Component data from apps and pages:

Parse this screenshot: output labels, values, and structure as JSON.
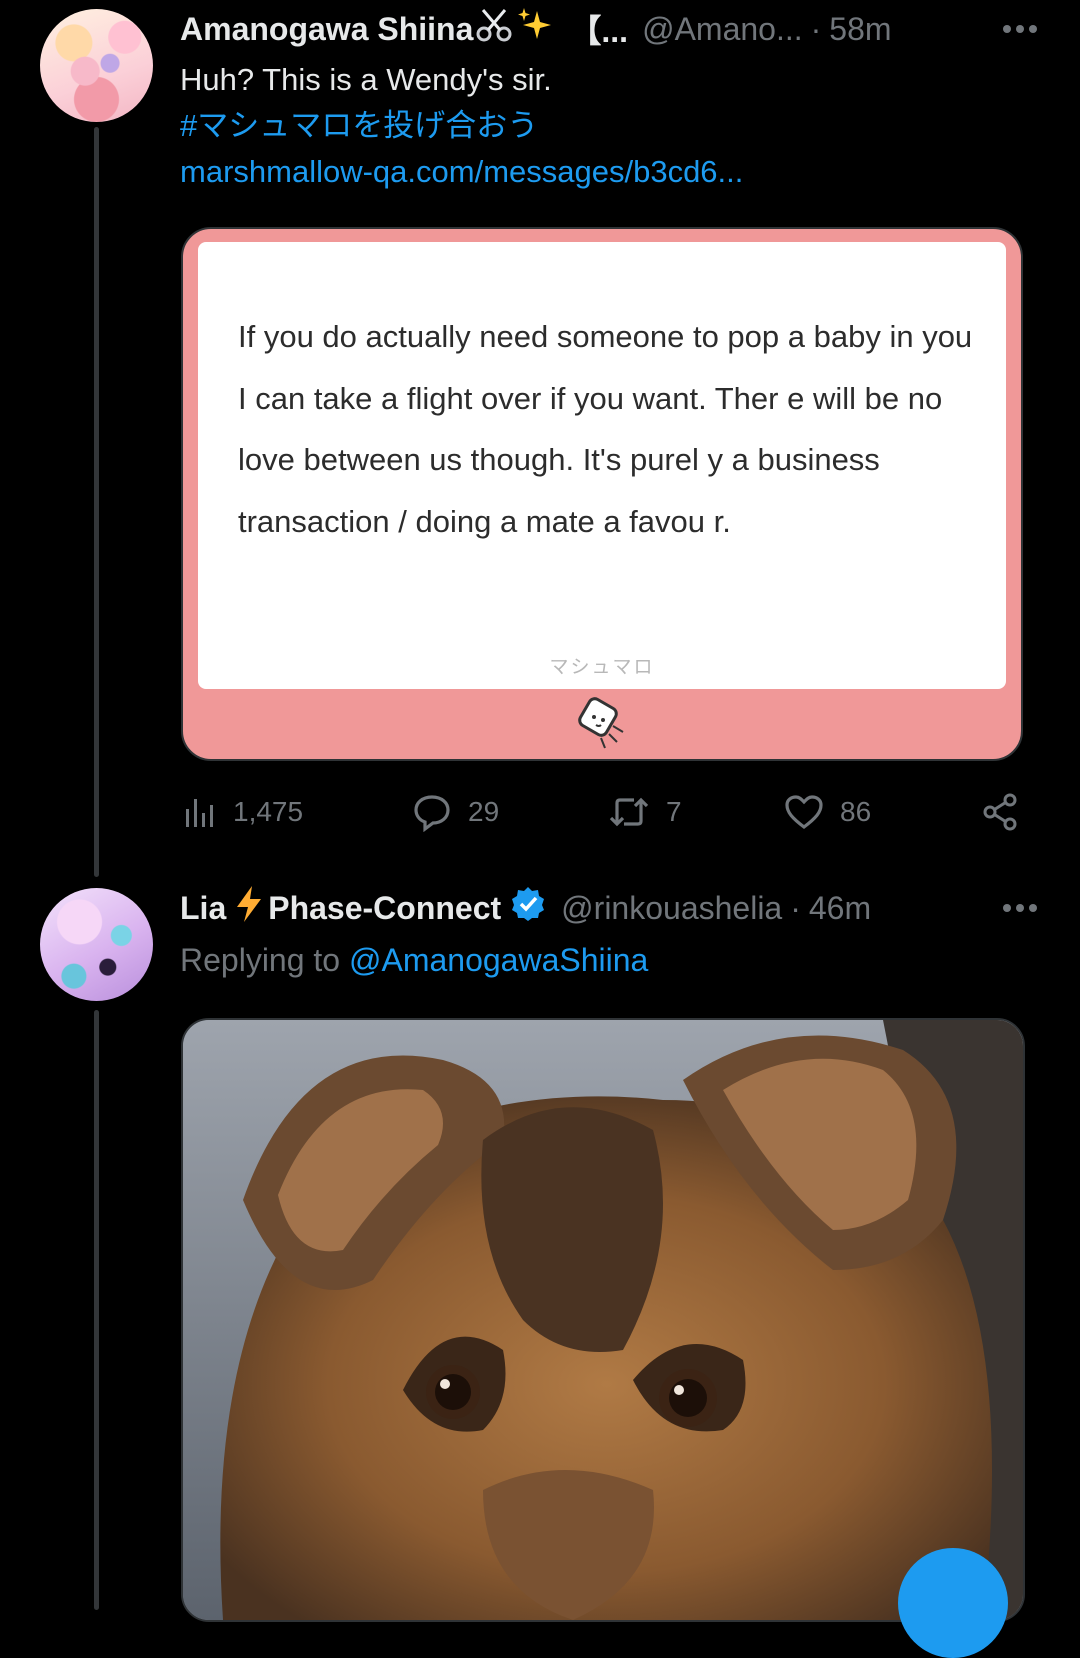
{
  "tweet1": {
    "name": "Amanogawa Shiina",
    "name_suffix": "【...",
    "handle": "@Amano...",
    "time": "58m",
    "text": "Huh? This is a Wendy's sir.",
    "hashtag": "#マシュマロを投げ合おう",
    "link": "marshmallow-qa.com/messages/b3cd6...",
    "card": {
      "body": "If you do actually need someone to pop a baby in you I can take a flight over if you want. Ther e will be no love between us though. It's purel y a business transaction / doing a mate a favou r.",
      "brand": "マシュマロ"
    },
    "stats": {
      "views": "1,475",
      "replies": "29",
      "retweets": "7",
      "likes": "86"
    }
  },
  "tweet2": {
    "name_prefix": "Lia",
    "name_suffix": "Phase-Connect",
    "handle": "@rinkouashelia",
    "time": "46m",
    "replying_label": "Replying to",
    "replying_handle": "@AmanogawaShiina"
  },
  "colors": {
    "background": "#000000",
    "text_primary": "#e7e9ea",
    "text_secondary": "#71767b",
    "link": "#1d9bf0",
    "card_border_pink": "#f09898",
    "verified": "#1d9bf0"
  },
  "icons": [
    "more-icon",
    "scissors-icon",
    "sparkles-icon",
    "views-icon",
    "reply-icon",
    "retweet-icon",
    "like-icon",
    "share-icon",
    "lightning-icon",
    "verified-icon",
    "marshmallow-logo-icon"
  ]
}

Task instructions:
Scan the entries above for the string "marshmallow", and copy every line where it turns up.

Reply to the task:
    "link": "marshmallow-qa.com/messages/b3cd6...",
    "marshmallow-logo-icon"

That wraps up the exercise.